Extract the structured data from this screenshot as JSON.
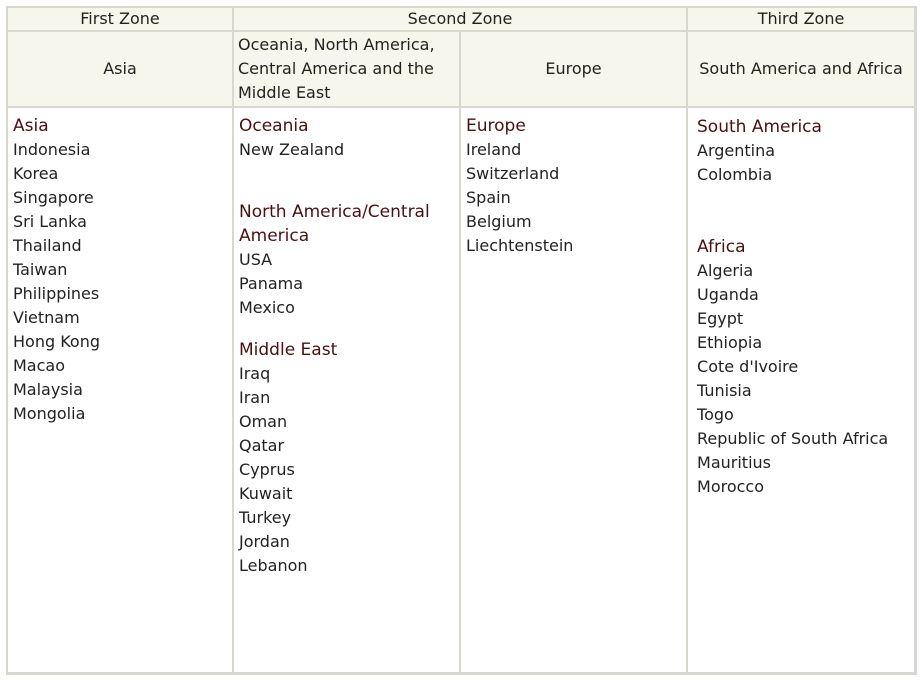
{
  "zones": {
    "first": "First Zone",
    "second": "Second Zone",
    "third": "Third Zone"
  },
  "regions_header": {
    "asia": "Asia",
    "oceania_americas_me": "Oceania, North America, Central America and the Middle East",
    "europe": "Europe",
    "south_america_africa": "South America and Africa"
  },
  "columns": {
    "asia": {
      "groups": [
        {
          "title": "Asia",
          "countries": [
            "Indonesia",
            "Korea",
            "Singapore",
            "Sri Lanka",
            "Thailand",
            "Taiwan",
            "Philippines",
            "Vietnam",
            "Hong Kong",
            "Macao",
            "Malaysia",
            "Mongolia"
          ]
        }
      ]
    },
    "oceania_americas_me": {
      "groups": [
        {
          "title": "Oceania",
          "countries": [
            "New Zealand"
          ]
        },
        {
          "title": "North America/Central America",
          "countries": [
            "USA",
            "Panama",
            "Mexico"
          ]
        },
        {
          "title": "Middle East",
          "countries": [
            "Iraq",
            "Iran",
            "Oman",
            "Qatar",
            "Cyprus",
            "Kuwait",
            "Turkey",
            "Jordan",
            "Lebanon"
          ]
        }
      ]
    },
    "europe": {
      "groups": [
        {
          "title": "Europe",
          "countries": [
            "Ireland",
            "Switzerland",
            "Spain",
            "Belgium",
            "Liechtenstein"
          ]
        }
      ]
    },
    "south_america_africa": {
      "groups": [
        {
          "title": "South America",
          "countries": [
            "Argentina",
            "Colombia"
          ]
        },
        {
          "title": "Africa",
          "countries": [
            "Algeria",
            "Uganda",
            "Egypt",
            "Ethiopia",
            "Cote d'Ivoire",
            "Tunisia",
            "Togo",
            "Republic of South Africa",
            "Mauritius",
            "Morocco"
          ]
        }
      ]
    }
  },
  "colors": {
    "border": "#d8d8cc",
    "header_background": "#f6f6ec",
    "region_title": "#4a1010",
    "text": "#222222"
  }
}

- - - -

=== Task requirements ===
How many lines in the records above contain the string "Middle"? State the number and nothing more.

=== Answer ===
2